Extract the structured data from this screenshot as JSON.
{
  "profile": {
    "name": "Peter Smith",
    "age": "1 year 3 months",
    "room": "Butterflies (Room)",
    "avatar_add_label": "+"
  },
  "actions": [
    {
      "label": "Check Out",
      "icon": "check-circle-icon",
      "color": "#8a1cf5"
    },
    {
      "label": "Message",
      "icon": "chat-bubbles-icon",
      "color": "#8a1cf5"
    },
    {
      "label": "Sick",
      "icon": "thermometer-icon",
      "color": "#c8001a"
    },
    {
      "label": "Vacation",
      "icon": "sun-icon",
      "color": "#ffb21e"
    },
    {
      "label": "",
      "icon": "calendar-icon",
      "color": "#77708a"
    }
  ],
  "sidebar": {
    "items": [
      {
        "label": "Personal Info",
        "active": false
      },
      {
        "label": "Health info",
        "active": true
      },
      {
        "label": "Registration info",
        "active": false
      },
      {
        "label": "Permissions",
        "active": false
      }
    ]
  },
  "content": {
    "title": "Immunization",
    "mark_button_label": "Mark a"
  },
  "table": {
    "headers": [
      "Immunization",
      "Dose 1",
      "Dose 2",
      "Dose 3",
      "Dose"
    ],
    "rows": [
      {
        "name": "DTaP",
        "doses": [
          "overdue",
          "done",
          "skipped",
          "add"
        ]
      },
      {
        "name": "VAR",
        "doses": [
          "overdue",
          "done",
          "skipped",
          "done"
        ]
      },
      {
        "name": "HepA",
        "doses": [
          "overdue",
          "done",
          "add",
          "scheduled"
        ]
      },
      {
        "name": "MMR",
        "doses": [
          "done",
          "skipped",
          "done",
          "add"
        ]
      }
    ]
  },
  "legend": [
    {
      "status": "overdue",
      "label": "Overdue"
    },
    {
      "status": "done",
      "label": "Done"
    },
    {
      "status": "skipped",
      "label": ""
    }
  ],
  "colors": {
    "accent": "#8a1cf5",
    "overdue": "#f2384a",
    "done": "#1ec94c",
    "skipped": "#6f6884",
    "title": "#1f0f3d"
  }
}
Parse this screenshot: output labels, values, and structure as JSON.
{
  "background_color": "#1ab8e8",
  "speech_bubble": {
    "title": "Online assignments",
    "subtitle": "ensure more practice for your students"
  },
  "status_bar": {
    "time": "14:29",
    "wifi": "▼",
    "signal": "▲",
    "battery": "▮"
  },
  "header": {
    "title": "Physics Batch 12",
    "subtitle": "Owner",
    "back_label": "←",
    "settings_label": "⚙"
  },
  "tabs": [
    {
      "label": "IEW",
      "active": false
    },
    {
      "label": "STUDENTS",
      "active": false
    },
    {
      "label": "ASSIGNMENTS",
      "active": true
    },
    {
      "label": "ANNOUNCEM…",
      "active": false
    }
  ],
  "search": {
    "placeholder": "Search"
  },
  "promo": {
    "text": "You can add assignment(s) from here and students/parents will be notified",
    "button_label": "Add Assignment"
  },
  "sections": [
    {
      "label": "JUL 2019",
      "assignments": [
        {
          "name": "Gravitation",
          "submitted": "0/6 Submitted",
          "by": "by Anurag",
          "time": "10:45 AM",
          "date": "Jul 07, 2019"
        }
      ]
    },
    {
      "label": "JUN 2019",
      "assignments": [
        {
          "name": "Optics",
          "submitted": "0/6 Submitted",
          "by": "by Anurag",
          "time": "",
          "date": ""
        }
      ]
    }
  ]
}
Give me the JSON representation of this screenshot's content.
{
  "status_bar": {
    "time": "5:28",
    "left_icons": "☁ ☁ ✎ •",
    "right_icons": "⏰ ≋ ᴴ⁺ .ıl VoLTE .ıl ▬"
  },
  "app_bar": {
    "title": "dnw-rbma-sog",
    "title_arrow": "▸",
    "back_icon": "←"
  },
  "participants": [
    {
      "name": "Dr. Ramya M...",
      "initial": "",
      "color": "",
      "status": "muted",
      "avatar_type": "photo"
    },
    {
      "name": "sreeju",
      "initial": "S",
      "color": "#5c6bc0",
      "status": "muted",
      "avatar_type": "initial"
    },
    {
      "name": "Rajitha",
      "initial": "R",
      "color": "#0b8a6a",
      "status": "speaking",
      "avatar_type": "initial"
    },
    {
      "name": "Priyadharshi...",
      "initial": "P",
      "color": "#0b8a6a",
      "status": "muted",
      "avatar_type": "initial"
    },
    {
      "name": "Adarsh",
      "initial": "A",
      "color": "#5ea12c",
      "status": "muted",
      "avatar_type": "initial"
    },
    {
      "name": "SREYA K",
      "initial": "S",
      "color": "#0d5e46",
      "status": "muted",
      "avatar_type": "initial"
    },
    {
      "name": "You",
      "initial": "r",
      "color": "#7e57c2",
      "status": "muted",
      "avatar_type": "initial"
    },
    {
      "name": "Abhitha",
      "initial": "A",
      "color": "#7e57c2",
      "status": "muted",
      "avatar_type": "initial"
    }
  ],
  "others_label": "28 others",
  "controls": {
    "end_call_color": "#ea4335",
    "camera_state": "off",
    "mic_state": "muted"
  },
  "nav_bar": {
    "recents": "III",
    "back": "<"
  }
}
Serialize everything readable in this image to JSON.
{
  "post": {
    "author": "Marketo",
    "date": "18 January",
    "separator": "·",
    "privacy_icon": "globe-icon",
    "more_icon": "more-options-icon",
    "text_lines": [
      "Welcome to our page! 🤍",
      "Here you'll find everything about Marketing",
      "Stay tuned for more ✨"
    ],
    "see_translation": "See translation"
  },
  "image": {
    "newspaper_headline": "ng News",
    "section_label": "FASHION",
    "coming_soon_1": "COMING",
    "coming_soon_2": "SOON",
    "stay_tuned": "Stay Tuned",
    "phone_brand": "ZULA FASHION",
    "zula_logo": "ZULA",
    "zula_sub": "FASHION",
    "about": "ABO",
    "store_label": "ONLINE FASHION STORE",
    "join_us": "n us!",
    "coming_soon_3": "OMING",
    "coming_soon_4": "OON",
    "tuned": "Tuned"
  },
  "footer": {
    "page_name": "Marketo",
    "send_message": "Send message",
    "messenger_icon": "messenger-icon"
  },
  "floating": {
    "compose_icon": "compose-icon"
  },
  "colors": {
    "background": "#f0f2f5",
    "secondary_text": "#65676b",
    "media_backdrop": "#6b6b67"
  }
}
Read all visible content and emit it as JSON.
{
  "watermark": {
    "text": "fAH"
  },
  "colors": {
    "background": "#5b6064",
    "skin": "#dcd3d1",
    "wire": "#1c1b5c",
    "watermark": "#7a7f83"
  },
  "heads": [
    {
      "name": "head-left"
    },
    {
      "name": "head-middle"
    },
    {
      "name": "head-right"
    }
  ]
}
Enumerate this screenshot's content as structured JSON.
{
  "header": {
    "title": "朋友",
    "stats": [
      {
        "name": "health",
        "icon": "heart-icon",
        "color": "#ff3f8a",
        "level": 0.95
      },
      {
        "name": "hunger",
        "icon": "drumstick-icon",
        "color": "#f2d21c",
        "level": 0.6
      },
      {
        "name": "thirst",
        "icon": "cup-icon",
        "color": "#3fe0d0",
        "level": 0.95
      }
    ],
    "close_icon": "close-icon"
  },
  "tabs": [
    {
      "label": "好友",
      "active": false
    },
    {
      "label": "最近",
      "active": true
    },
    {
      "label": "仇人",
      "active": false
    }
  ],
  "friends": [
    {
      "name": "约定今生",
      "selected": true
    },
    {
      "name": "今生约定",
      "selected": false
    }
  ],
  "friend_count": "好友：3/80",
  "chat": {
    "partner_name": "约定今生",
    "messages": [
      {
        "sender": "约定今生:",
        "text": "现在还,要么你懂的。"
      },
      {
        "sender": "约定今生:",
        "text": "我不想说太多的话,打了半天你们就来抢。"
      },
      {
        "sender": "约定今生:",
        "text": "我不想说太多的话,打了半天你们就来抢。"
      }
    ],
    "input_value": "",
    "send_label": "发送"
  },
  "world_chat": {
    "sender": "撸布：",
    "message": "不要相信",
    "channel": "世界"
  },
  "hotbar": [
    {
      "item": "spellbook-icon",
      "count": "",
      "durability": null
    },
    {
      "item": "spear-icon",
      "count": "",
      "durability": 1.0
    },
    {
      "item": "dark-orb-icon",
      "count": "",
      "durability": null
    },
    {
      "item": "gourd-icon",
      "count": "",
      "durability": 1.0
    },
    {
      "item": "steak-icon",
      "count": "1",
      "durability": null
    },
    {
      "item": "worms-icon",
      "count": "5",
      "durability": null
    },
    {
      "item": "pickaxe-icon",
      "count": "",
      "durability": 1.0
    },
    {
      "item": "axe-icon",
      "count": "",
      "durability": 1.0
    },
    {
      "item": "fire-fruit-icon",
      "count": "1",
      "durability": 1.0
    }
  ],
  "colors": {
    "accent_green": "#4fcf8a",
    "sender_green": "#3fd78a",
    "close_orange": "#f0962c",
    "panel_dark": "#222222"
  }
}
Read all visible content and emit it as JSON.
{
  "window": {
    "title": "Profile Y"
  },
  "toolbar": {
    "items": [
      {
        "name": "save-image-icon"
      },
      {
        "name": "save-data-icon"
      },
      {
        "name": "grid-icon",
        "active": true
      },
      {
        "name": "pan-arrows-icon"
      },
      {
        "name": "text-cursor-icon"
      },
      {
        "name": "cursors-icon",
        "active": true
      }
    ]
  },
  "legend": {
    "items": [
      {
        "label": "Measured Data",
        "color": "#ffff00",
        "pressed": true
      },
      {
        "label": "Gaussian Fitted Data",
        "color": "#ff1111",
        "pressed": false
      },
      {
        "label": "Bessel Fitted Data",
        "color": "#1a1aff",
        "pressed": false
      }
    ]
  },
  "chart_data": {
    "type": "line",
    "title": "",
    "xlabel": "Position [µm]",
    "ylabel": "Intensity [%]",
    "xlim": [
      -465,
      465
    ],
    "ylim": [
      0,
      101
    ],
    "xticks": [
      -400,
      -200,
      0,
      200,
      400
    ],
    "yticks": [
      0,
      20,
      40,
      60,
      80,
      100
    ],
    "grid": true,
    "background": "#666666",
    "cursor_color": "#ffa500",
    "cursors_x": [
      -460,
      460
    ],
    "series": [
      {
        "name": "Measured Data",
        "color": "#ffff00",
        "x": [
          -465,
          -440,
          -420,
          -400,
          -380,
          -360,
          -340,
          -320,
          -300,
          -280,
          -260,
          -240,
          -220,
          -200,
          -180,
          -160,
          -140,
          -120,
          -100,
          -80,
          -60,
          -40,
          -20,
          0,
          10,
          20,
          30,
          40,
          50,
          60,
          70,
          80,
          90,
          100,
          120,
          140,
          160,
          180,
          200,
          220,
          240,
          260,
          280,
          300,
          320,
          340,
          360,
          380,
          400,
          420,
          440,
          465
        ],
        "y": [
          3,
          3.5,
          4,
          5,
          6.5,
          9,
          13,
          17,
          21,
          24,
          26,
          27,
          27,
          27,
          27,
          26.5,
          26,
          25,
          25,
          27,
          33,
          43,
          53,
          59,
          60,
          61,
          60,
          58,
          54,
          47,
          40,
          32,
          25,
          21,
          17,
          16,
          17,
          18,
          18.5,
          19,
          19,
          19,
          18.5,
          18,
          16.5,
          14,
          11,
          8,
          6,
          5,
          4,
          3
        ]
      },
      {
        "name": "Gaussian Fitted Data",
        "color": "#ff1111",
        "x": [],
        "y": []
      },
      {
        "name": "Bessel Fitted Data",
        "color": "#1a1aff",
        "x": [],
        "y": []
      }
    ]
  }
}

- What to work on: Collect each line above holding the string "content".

- Answer section:
  "content": {
Give me the JSON representation of this screenshot's content.
Read all visible content and emit it as JSON.
Enumerate this screenshot's content as structured JSON.
Read all visible content and emit it as JSON.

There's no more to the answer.